ral and local governments carried out a series of subsidy policies in the NEV industry, such as purchase tax exemption an
d purchase subsidies, to offer greater support to the industrialization of China’s NEV industry.
According to the agency, China will specifically lead in the e-bus market. It is estimated that by
2025, China’s e-bus fleet share will reach 50 percent, and by 2040, the ratio will rise to roughly 80 percent.
ancing needs, sustainable development and debt sustainability, according to Finance Minister Liu Kun.
“We will build a high-standard and high-quality financing system to s
upport long-term and sustainable BRI investment while preventing debt risks,” Liu said.
He suggested promoting financing cooperation for projects in
third-party countries, equity investment and attracting more private funding.
Enhancing debt and risk management is a key consideration for deepening BRI financi
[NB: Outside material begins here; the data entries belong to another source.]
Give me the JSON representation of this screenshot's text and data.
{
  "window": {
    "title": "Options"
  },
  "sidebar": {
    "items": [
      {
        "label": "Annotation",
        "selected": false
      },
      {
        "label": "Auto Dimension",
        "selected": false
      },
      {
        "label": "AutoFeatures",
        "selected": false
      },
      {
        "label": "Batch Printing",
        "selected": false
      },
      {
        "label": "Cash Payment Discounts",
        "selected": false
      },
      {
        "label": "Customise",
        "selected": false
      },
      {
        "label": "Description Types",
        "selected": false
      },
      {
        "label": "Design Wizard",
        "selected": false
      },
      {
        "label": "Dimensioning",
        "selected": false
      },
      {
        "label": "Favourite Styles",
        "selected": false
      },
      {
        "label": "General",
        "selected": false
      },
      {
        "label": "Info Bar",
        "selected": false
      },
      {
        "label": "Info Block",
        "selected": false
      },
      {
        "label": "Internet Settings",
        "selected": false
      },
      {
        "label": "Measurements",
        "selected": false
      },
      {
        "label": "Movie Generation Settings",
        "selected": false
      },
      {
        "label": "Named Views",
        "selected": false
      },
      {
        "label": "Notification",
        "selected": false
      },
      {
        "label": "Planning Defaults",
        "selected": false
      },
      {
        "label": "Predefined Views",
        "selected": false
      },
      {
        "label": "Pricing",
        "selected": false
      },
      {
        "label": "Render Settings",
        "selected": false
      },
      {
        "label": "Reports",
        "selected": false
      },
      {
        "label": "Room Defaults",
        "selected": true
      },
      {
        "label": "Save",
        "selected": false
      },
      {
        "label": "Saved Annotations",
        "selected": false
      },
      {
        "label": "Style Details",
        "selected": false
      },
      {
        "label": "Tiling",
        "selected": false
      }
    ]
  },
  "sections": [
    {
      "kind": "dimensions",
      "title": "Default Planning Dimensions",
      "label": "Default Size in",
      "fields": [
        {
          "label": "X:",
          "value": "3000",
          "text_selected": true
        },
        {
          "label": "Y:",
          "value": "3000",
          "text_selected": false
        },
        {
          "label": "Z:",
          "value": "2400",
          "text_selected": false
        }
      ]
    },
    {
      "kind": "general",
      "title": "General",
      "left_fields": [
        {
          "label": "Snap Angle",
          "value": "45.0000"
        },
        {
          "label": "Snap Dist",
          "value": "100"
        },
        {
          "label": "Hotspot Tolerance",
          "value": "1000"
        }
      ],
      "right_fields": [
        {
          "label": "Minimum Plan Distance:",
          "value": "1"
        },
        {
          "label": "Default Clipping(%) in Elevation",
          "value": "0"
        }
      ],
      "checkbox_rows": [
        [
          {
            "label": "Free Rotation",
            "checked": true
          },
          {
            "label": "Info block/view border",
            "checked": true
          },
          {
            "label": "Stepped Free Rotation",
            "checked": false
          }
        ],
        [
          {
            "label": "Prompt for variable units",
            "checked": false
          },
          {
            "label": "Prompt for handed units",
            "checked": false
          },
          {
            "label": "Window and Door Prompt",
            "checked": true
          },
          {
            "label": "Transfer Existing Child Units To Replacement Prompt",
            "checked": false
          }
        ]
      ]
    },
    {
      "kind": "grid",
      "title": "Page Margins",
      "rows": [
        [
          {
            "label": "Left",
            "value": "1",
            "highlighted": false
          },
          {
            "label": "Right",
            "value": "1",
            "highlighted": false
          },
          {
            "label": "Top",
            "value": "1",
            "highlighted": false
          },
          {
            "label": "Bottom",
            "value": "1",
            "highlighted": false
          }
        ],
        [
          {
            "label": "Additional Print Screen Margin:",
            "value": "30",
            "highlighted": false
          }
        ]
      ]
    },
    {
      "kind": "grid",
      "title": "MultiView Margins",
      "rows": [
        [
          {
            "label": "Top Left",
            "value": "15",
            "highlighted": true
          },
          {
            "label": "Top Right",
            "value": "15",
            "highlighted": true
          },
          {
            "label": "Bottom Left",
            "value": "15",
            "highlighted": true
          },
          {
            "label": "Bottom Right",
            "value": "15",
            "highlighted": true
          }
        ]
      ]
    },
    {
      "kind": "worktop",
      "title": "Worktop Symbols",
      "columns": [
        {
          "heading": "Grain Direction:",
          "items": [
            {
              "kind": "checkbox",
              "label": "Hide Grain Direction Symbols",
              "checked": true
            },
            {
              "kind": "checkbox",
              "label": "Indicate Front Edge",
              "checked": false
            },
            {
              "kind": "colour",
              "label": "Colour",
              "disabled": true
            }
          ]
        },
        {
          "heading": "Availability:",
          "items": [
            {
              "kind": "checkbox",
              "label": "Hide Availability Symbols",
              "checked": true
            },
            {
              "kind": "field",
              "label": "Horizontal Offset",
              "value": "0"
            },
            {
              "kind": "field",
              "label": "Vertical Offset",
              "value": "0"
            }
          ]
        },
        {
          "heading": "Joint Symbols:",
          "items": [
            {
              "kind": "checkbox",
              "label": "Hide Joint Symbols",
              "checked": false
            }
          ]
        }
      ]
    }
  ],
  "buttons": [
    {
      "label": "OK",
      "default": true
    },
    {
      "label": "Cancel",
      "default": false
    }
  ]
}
ng cooperation, said Yi Gang, governor of the People’s Bank of China, the central bank.
“The debt issue in developing countries should be treated objective
ly. If debt growth is accompanied by infrastructure improvement, enhancement of people’s liveliho
ods and productivity and poverty reduction, it will be beneficial for the sustainability of long-term debt,” Yi said.
question whether the US is really trying to improve the DPRK-US relationship and it is wondering whe
ther its previous steps to promote engagement with Washington were the right thing to do.
In what was the most comprehensive review of Pyongyang’s recent i
nteraction with Washington, the DPRK leader put the ball decisively back in Was
hington’s court after the US president floated the idea of a third summit on Thursday.
Washington maintains unabated zeal for a deal of some sort, because ot
herwise the engagement with Pyongyang since last year
would be regarded as failure. So, more likely than not, it will try to find a way to keep the possibility of a summit alive.
But the “correct manner” Pyongyang demands is Washington forsaking its “max
imum pressure” and demonstrating sufficient goodwill by relieving, or completely rollin
g back, sanctions, putting an end to the state of war, or, even better, offering economic incentives.